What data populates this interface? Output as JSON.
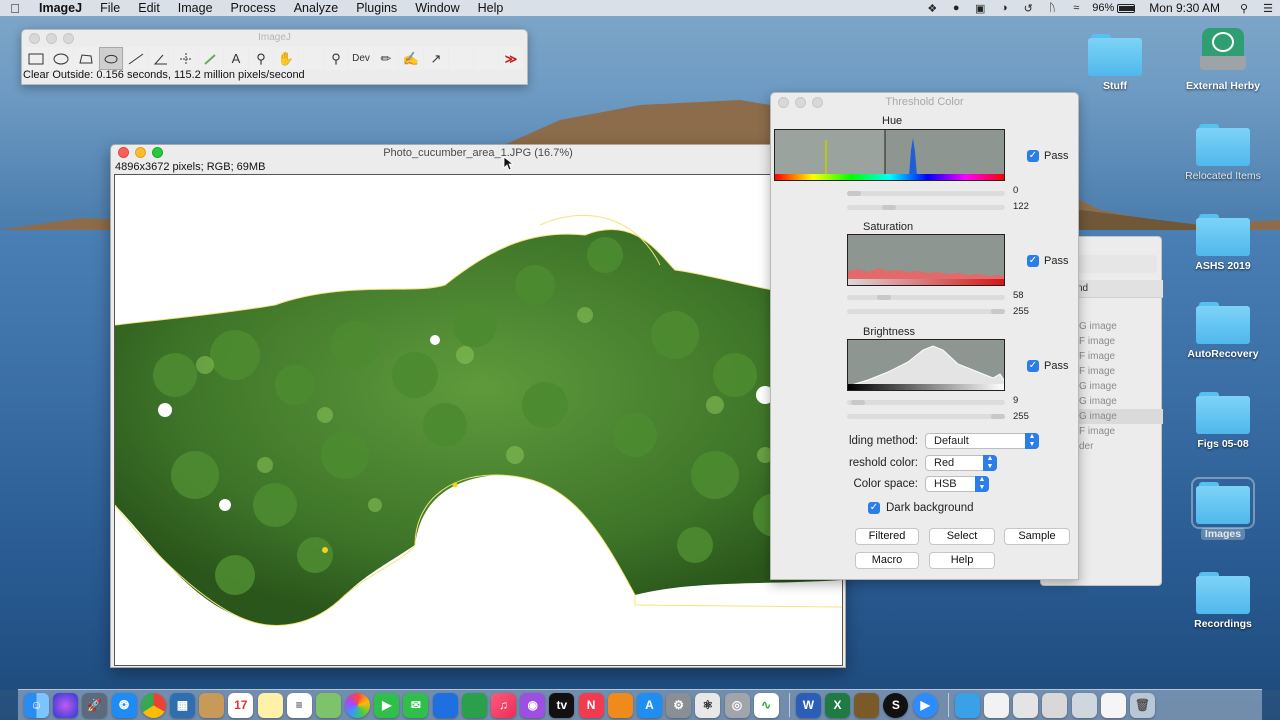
{
  "menubar": {
    "app": "ImageJ",
    "items": [
      "File",
      "Edit",
      "Image",
      "Process",
      "Analyze",
      "Plugins",
      "Window",
      "Help"
    ],
    "battery": "96%",
    "clock": "Mon 9:30 AM"
  },
  "imagej_window": {
    "title": "ImageJ",
    "tools": [
      "rectangle",
      "oval",
      "polygon",
      "freehand",
      "straight-line",
      "angle",
      "multi-point",
      "wand",
      "text",
      "magnifier",
      "scroll",
      "color-picker",
      "zoom",
      "dev",
      "pencil",
      "brush",
      "flood-fill"
    ],
    "dev_label": "Dev",
    "more_label": "≫",
    "status": "Clear Outside: 0.156 seconds, 115.2 million pixels/second"
  },
  "image_window": {
    "title": "Photo_cucumber_area_1.JPG (16.7%)",
    "info": "4896x3672 pixels; RGB; 69MB"
  },
  "threshold_window": {
    "title": "Threshold Color",
    "hue": {
      "label": "Hue",
      "pass": "Pass",
      "min": "0",
      "max": "122"
    },
    "saturation": {
      "label": "Saturation",
      "pass": "Pass",
      "min": "58",
      "max": "255"
    },
    "brightness": {
      "label": "Brightness",
      "pass": "Pass",
      "min": "9",
      "max": "255"
    },
    "method": {
      "label": "lding method:",
      "value": "Default"
    },
    "color": {
      "label": "reshold color:",
      "value": "Red"
    },
    "space": {
      "label": "Color space:",
      "value": "HSB"
    },
    "dark_bg": "Dark background",
    "buttons": {
      "filtered": "Filtered",
      "select": "Select",
      "sample": "Sample",
      "macro": "Macro",
      "help": "Help"
    },
    "accent": "#2b7de9"
  },
  "background_window": {
    "header": "nd",
    "items": [
      "G image",
      "F image",
      "F image",
      "F image",
      "G image",
      "G image",
      "G image",
      "F image",
      "der"
    ]
  },
  "desktop": {
    "icons": [
      {
        "name": "Stuff"
      },
      {
        "name": "External Herby"
      },
      {
        "name": "Relocated Items"
      },
      {
        "name": "ASHS 2019"
      },
      {
        "name": "AutoRecovery"
      },
      {
        "name": "Figs 05-08"
      },
      {
        "name": "Images"
      },
      {
        "name": "Recordings"
      }
    ]
  },
  "dock": {
    "apps": [
      "finder",
      "siri",
      "launchpad",
      "safari",
      "chrome",
      "preview",
      "files",
      "calendar",
      "notes",
      "reminders",
      "maps",
      "photos",
      "facetime",
      "messages",
      "keynote",
      "numbers",
      "music",
      "podcasts",
      "tv",
      "news",
      "books",
      "app-store",
      "system-preferences",
      "imagej",
      "quicktime",
      "activity-monitor",
      "word",
      "excel",
      "instruments",
      "skype",
      "zoom-app"
    ],
    "word_label": "W",
    "excel_label": "X",
    "folders": [
      "downloads",
      "documents-stack",
      "stack-1",
      "stack-2",
      "stack-3",
      "stack-4"
    ]
  }
}
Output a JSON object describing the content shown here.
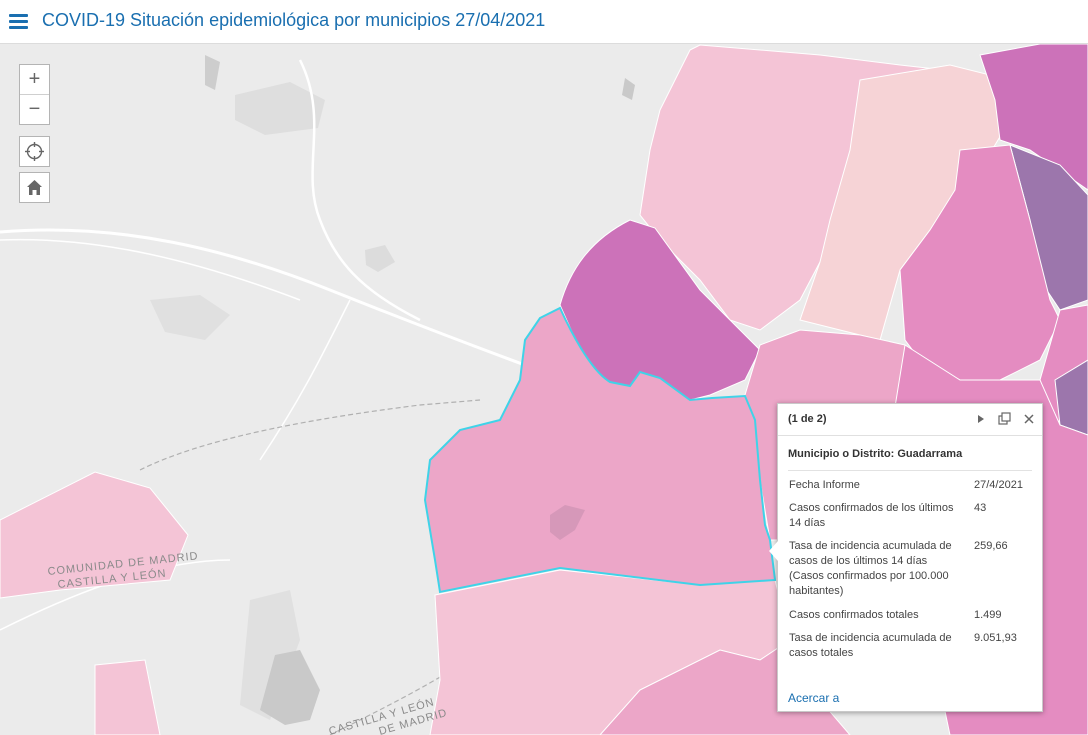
{
  "header": {
    "title": "COVID-19 Situación epidemiológica por municipios 27/04/2021"
  },
  "controls": {
    "zoom_in": "+",
    "zoom_out": "−",
    "locate_icon": "locate-icon",
    "home_icon": "home-icon"
  },
  "map": {
    "labels": {
      "region_upper_left": "COMUNIDAD DE MADRID",
      "region_lower_left": "CASTILLA Y LEÓN",
      "region_lower_bottom": "CASTILLA Y LEÓN",
      "region_upper_bottom": "DE MADRID"
    },
    "colors": {
      "base": "#ebebeb",
      "selected_outline": "#3fd3e8",
      "light": "#f4c4d6",
      "lighter": "#f6d3d6",
      "medium": "#eca6c8",
      "strong": "#e48cc1",
      "dark": "#cc72b9",
      "darkest": "#9c76ac"
    }
  },
  "popup": {
    "pager": "(1 de 2)",
    "title": "Municipio o Distrito: Guadarrama",
    "rows": [
      {
        "label": "Fecha Informe",
        "value": "27/4/2021"
      },
      {
        "label": "Casos confirmados de los últimos 14 días",
        "value": "43"
      },
      {
        "label": "Tasa de incidencia acumulada de casos de los últimos 14 días (Casos confirmados por 100.000 habitantes)",
        "value": "259,66"
      },
      {
        "label": "Casos confirmados totales",
        "value": "1.499"
      },
      {
        "label": "Tasa de incidencia acumulada de casos totales",
        "value": "9.051,93"
      }
    ],
    "zoom_link": "Acercar a",
    "next_icon": "next-icon",
    "dock_icon": "dock-icon",
    "close_icon": "close-icon"
  }
}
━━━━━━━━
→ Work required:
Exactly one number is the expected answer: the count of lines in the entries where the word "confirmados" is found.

→ Finished exercise:
3